By Kristin Claes Mathews /
March 30, 2021 /
Posted in: CAMPUS AND COMMUNITY /
“From the Civil Rights Movement to the Vietnam War and beyond, few Catholics in the United States have been more influential than the Berrigan brothers and Elizabeth McAlister,” says Michael Budde, professor of Catholic Studies and political science. “Their work against war and in support of peace has earned them international stature in the Church and secular society.”
The first Berrigan-McAlister Award will be presented May 5 to the Kings Bay Plowshares 7, a group of Catholic activists who engaged in symbolic disarmament of nuclear weapons at the largest nuclear submarine base in the world. A moderated conversation with members of the group will follow the virtual ceremony.
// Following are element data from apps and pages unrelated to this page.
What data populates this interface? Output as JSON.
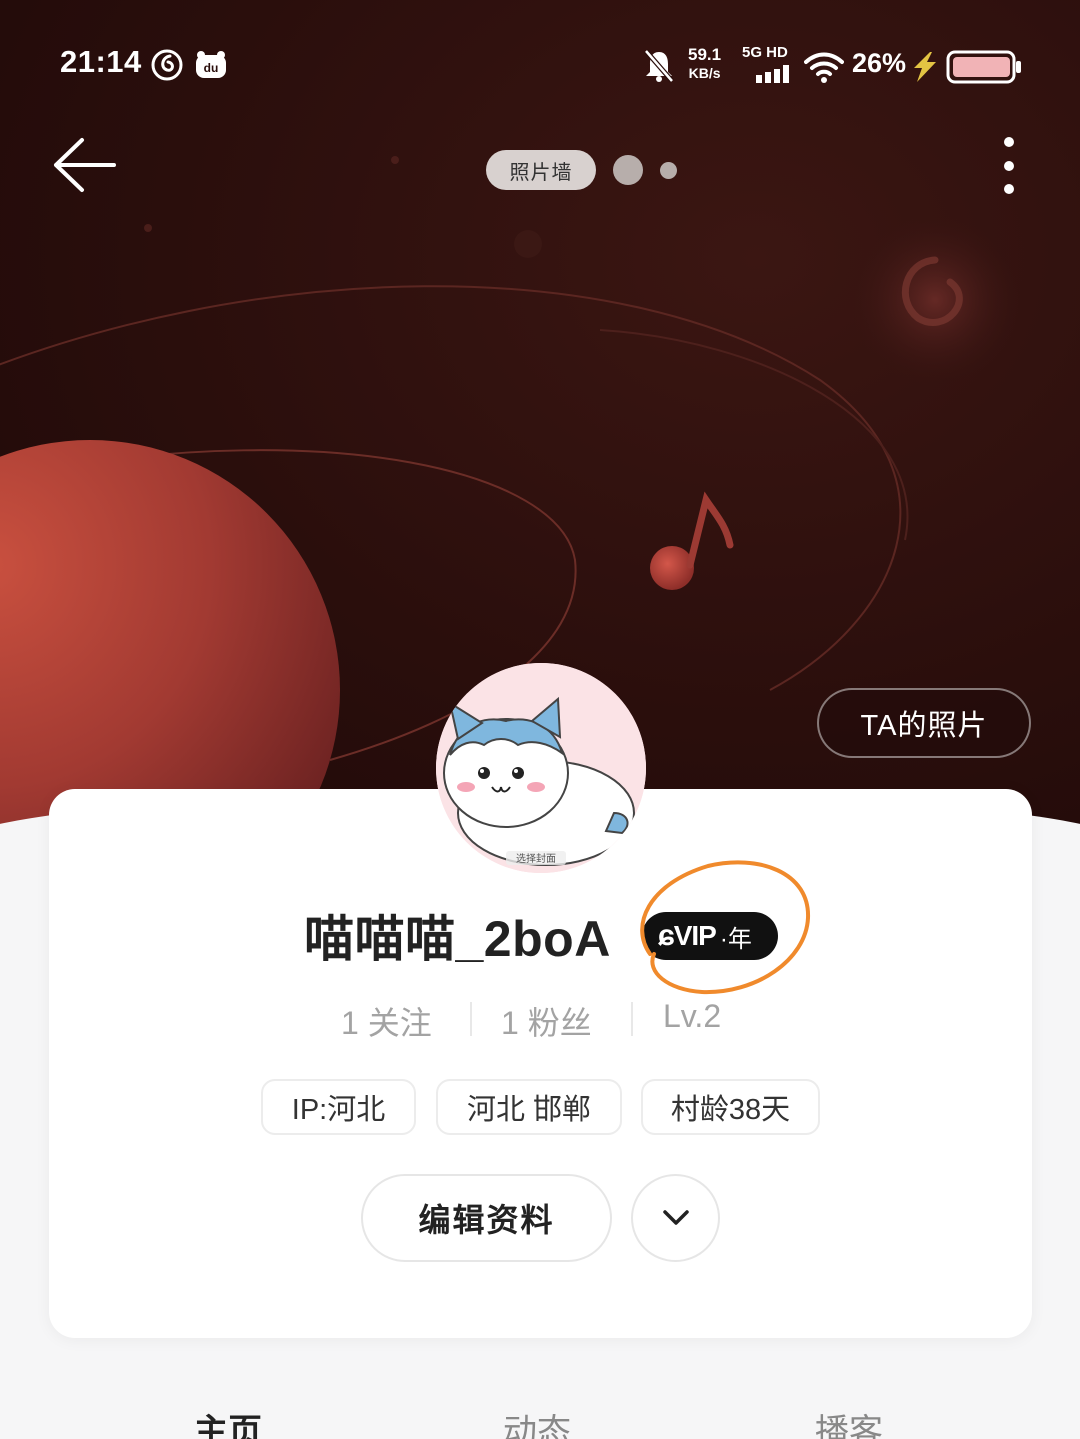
{
  "status_bar": {
    "time": "21:14",
    "speed_value": "59.1",
    "speed_unit": "KB/s",
    "network_top": "5G HD",
    "battery_percent": "26%",
    "icons": [
      "netease-music-icon",
      "du-app-icon",
      "mute-bell-icon",
      "signal-icon",
      "wifi-icon",
      "charging-icon",
      "battery-icon"
    ]
  },
  "nav": {
    "photo_wall_label": "照片墙",
    "ta_photos_label": "TA的照片"
  },
  "profile": {
    "username": "喵喵喵_2boA",
    "vip_label": "VIP",
    "vip_year": "年",
    "stats": [
      {
        "value": "1",
        "label": "关注"
      },
      {
        "value": "1",
        "label": "粉丝"
      },
      {
        "value": "Lv.2",
        "label": ""
      }
    ],
    "tags": [
      "IP:河北",
      "河北 邯郸",
      "村龄38天"
    ],
    "edit_button": "编辑资料",
    "avatar_caption": "选择封面"
  },
  "tabs": [
    {
      "label": "主页",
      "active": true
    },
    {
      "label": "动态",
      "active": false
    },
    {
      "label": "播客",
      "active": false
    }
  ],
  "colors": {
    "hero_background": "#2a0e0c",
    "planet": "#b6453a",
    "annotation_circle": "#f08a2c",
    "vip_badge_bg": "#111111",
    "stat_text": "#a3a3a3"
  }
}
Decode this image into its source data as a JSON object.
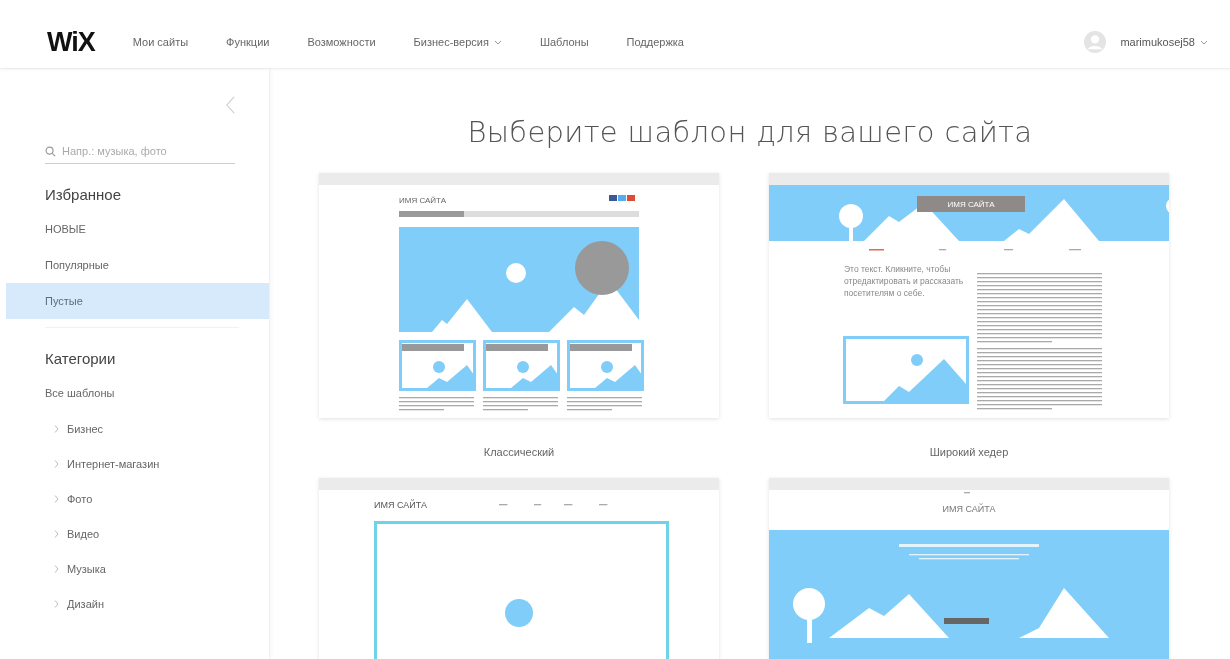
{
  "header": {
    "logo": "WiX",
    "nav": [
      {
        "label": "Мои сайты",
        "dropdown": false
      },
      {
        "label": "Функции",
        "dropdown": false
      },
      {
        "label": "Возможности",
        "dropdown": false
      },
      {
        "label": "Бизнес-версия",
        "dropdown": true
      },
      {
        "label": "Шаблоны",
        "dropdown": false
      },
      {
        "label": "Поддержка",
        "dropdown": false
      }
    ],
    "user": {
      "name": "marimukosej58"
    }
  },
  "sidebar": {
    "search": {
      "placeholder": "Напр.: музыка, фото"
    },
    "sections": [
      {
        "title": "Избранное",
        "items": [
          {
            "label": "НОВЫЕ",
            "selected": false
          },
          {
            "label": "Популярные",
            "selected": false
          },
          {
            "label": "Пустые",
            "selected": true
          }
        ]
      },
      {
        "title": "Категории",
        "items": [
          {
            "label": "Все шаблоны",
            "selected": false,
            "children": [
              {
                "label": "Бизнес",
                "selected": false,
                "expanded": false
              },
              {
                "label": "Интернет-магазин",
                "selected": false,
                "expanded": false
              },
              {
                "label": "Фото",
                "selected": false,
                "expanded": false
              },
              {
                "label": "Видео",
                "selected": false,
                "expanded": false
              },
              {
                "label": "Музыка",
                "selected": false,
                "expanded": false
              },
              {
                "label": "Дизайн",
                "selected": false,
                "expanded": false
              }
            ]
          }
        ]
      }
    ]
  },
  "main": {
    "title": "Выберите шаблон для вашего сайта",
    "templates": [
      {
        "kind": "classic",
        "site_name": "ИМЯ САЙТА",
        "caption": "Классический"
      },
      {
        "kind": "wide-header",
        "site_name": "ИМЯ САЙТА",
        "heading": "Это текст. Кликните, чтобы отредактировать и рассказать посетителям о себе.",
        "caption": "Широкий хедер"
      },
      {
        "kind": "frame",
        "site_name": "ИМЯ САЙТА"
      },
      {
        "kind": "banner",
        "site_name": "ИМЯ САЙТА"
      }
    ]
  }
}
As part of this celebration, there will be a May 4 screening online of a new film on the Berrigans, “Devout and Dangerous.” The film’s director, Susan Hagedorn, and members of the Berrigan-McAlister family will join in this event. Register for the events online.
Berrigans' connection to DePaul
The Berrigan brothers and McAlister are known for their provocative nonviolent protest, extensive writing and teaching, and everyday experiments in intentional community. McAlister married Philip Berrigan and was his lifelong collaborator. Daniel Berrigan authored more than 50 books and was an acclaimed poet. His work and protest called for Catholics and others to reject war and nuclear weapons. Along with the Division of Mission and Ministry, DePaul faculty and staff organized the award after reflecting on the importance of their legacy.
DePaul has had significant relationships with the Berrigans over the years. Daniel Berrigan was a scholar-in-residence for a time during the 1990s, taught courses and led student retreats. DePaul hosted Phillip Berrigan for an important week-long series of seminars in the mid-1990s, and McAlister has also spoken at DePaul on several occasions. DePaul’s Special Collections and Archives holds a significant number of
papers from the Berrigans and McAlister.
Kings Bay Plowshares 7
The inaugural award will honor seven advocates for peace and justice who entered Kings Bay Naval Submarine Base in St. Mary’s, Georgia, without authorization to draw attention to the global dangers of its Trident submarine fleet. The group was McAlister, the Rev. Steve Kelly, S.J., Carmen Trotta, Clare Grady, Martha Hennessy; Mark Colville, and Patrick O’Neill. Their action was inspired by Martin Luther King Jr., who called out the triple evils of “militarism, racism and consumerism.”
“The Kings Bay Plowshares 7 has kept alive the spirit of resistance to mass murder and have drawn attention to the evil of nuclear weapons in a world grown accustomed to them,” Budde says. “They are fitting recipients of DePaul's first Berrigan-McAlister Award as they continue the Plowshares disarmament movement.”
The group’s name and mission of conducting nonviolent action to plea for peace and justice based on the biblical concept of beating swords into plowshares: Isaiah 2:4. Budde points to Pope Francis’ words on the immoral possession of nuclear weapons: “Future generations will rise to condemn our failure if we spoke of peace but did not act to bring it about among the peoples of the earth.”